Here is a statistic directly from Google: Subway sold 140% more sandwiches through RCS ads via SMS. It shows just how effective (and attention-seeking) rich content can be. A few Google case studies discuss consumer-oriented applications for RCS’s rich feature-set. Check out these examples:
Overall, it seems that Google wants to use RCS messages for secret advertising just as much as for useful customer interaction. However, I do not believe that these two can co-exist – marketing is not just a place for meaningful conversation. Other chat services realized this fact long ago and implemented business-to-consumer messaging in a much less cumbersome way.
Marketing is not just a place for meaningful conversations.
WhatsApp, for example, offers a similar service but has one Strict internal policy Program management. In addition to requiring pre-approval from WhatsApp, businesses must explicitly collect user consent before initiating any communication on the platform. Even then, they can only start chatting with pre-authorized Message template. This policy only allows certain canned updates (pictured below) and maybe occasional marketing messages.
Dhruv Bhutani / Android Authority
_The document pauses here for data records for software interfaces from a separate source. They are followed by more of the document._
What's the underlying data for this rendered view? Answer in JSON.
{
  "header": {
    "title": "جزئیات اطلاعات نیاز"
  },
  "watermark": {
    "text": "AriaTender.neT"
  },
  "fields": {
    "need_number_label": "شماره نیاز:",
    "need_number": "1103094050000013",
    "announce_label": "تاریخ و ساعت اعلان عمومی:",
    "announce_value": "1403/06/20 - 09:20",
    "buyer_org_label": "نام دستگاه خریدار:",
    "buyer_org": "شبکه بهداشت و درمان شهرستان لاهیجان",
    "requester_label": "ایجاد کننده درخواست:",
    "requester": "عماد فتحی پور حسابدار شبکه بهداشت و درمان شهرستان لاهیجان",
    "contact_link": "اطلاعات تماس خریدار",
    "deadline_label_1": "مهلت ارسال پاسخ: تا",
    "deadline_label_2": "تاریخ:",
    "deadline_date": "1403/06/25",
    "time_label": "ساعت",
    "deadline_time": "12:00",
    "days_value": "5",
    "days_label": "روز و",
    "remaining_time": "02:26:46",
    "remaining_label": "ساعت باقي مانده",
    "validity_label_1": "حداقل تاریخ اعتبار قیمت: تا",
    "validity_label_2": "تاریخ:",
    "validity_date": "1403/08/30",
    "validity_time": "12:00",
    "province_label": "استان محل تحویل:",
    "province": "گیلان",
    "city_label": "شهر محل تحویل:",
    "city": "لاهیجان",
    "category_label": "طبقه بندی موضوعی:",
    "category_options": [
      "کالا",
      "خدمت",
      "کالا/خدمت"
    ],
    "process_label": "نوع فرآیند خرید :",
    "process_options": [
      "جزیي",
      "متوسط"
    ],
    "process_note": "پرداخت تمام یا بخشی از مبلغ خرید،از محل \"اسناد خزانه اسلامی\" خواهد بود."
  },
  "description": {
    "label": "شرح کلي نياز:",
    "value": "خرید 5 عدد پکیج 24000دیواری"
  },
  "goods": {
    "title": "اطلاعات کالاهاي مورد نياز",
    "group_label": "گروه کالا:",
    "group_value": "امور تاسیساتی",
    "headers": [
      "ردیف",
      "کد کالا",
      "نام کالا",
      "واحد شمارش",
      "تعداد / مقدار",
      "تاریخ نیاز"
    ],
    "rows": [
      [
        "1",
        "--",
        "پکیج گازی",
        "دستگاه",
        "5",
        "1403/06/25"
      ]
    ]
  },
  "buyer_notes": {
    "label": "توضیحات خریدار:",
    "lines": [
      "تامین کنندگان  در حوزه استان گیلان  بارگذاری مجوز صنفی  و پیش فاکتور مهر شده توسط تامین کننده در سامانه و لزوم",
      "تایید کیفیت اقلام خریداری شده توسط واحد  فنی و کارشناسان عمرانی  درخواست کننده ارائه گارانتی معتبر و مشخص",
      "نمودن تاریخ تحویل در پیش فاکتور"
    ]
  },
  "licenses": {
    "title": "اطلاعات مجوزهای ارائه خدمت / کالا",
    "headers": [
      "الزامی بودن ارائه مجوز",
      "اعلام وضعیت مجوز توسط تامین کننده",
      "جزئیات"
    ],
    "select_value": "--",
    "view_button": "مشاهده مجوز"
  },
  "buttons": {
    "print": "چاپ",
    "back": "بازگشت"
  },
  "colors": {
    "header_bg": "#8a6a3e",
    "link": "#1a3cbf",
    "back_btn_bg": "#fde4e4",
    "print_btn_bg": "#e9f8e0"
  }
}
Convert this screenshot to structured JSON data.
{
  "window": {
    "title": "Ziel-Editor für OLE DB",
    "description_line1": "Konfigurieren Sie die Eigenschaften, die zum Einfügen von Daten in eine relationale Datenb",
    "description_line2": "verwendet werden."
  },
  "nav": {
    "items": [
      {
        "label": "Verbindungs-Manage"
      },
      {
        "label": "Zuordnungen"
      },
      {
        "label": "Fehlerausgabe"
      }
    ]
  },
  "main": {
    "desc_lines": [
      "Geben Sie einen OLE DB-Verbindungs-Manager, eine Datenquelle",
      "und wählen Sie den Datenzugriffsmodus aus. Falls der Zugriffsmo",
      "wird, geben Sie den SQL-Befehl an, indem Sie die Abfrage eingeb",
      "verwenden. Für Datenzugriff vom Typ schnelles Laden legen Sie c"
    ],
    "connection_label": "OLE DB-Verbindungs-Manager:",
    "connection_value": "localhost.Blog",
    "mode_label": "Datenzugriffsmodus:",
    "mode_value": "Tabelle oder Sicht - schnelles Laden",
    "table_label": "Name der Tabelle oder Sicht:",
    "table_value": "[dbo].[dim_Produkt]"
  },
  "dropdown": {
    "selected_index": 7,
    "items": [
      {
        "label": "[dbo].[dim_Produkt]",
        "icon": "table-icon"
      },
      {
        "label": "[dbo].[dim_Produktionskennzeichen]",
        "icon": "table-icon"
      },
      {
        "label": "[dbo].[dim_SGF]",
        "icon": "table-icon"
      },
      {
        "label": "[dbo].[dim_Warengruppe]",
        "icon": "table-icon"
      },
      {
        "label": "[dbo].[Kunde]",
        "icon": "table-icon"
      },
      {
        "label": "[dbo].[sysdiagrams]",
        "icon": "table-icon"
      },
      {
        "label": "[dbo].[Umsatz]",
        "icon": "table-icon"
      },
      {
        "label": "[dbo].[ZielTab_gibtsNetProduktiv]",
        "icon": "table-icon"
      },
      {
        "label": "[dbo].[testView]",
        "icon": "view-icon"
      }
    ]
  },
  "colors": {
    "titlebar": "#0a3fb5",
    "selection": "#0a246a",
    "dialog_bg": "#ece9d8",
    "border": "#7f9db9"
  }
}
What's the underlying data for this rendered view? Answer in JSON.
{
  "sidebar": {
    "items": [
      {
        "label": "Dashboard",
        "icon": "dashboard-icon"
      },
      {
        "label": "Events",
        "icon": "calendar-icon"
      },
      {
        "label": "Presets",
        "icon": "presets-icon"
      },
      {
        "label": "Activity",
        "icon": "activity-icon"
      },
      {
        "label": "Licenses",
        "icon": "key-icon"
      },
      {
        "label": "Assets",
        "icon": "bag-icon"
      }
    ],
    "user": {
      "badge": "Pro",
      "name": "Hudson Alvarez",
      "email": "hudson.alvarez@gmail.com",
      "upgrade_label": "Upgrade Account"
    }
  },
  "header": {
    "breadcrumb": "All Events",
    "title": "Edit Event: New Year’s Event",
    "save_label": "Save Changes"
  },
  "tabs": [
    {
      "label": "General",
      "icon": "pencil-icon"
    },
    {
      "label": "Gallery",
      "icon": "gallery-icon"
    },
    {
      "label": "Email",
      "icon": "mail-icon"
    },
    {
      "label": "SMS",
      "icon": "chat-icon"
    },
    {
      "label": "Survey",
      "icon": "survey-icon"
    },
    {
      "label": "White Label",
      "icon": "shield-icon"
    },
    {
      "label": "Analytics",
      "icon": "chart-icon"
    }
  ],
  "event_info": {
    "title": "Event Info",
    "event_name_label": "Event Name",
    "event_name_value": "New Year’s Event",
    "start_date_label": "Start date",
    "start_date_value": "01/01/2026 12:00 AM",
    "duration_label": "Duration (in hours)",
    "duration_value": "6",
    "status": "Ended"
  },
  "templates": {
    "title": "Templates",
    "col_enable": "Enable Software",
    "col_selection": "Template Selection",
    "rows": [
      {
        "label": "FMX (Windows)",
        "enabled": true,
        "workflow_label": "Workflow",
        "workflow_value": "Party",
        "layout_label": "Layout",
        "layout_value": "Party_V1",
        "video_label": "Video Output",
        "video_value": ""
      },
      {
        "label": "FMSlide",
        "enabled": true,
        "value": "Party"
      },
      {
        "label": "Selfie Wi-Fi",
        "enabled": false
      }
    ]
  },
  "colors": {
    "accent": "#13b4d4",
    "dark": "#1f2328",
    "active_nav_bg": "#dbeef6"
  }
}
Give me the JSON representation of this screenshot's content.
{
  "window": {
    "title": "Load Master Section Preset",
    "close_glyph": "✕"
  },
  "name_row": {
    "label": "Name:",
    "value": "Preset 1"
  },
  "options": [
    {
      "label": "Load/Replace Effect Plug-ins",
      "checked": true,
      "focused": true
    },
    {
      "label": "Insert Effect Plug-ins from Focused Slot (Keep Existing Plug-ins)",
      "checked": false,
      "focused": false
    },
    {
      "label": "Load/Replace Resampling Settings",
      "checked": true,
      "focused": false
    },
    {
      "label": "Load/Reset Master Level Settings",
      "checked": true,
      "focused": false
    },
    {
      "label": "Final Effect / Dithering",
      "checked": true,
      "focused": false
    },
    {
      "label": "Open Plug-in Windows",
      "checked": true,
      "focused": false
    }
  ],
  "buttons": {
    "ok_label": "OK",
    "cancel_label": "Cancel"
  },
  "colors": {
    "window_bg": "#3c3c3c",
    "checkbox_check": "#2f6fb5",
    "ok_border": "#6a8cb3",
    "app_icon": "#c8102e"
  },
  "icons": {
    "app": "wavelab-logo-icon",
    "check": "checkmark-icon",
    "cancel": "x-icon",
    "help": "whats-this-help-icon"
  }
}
Although I have received WhatsApp messages from numerous local businesses in the last few years, they have never surprised me. In contrast, the free method of RCS for everyone seems to be suitable for abuse. With no oversight or approval process, it’s no surprise that spam has already overwhelmed the platform.
To be clear, I don’t think Google is actively promoting spam. RCS is an open and manageable protocol, similar to email and SMS. But even if Google can’t control the source of the spam, it will be able to fully detect it once it arrives on the Jibe network or on your smartphone. I further argue that the Jibe website should not highlight misleading business advertising as an RCS “success story”.
See also: Google still doesn’t understand what privacy means
Can Google protect RCS from spam?
Robert Triggs / Android Authority
So what can Google do to improve the frustrating RCS experience? One approach is to regain more control over RCS’s business communications division, especially for services based on its Jibe platform. Instead of trusting third-party message aggregators and carriers to their own police, Google may impose some rate-limiting and restraint.
For now, though, improving automatic spam detection for Google Messages seems like an easy win. That’s not to say too much – Google’s spam filter drove Gmail to success a decade ago. If it manages to accomplish something similar to SMS (and RCS), then Google Messages could actually become a selling point for Android. However, it remains to be seen whether Google even wants to stop this practice.
Our acceptance: Google’s RCS push is a little too late
If you’re wondering how WhatsApp manages to keep things in check, the platform Limits The number of new chats that can start a business in a 24-hour period It also includes a per-conversion pricing model. Finally, if multiple users block reports, flags, or chats, those limits are automatically downgraded.
Ads in Google Messages could eventually lead to a massive boycott of RCS
Google needs to take precautionary measures before RCS-based advertising and marketing messages become more prevalent. This will motivate an even larger percentage of Android users to completely disable chat features, reduce RCS acceptance and increase fragmentation.
Both segmentation and limited acceptance should be of particular concern to Google. The company has been trying for some time in Apple’s court to accept RCS on iPhones. Needless to say, this will not happen with the promotion of unwanted ads on the platform. After all, Apple’s iMessage platform Prohibits Practice and that policy will probably not change anytime soon.
Related: The best texting app and SMS app for Android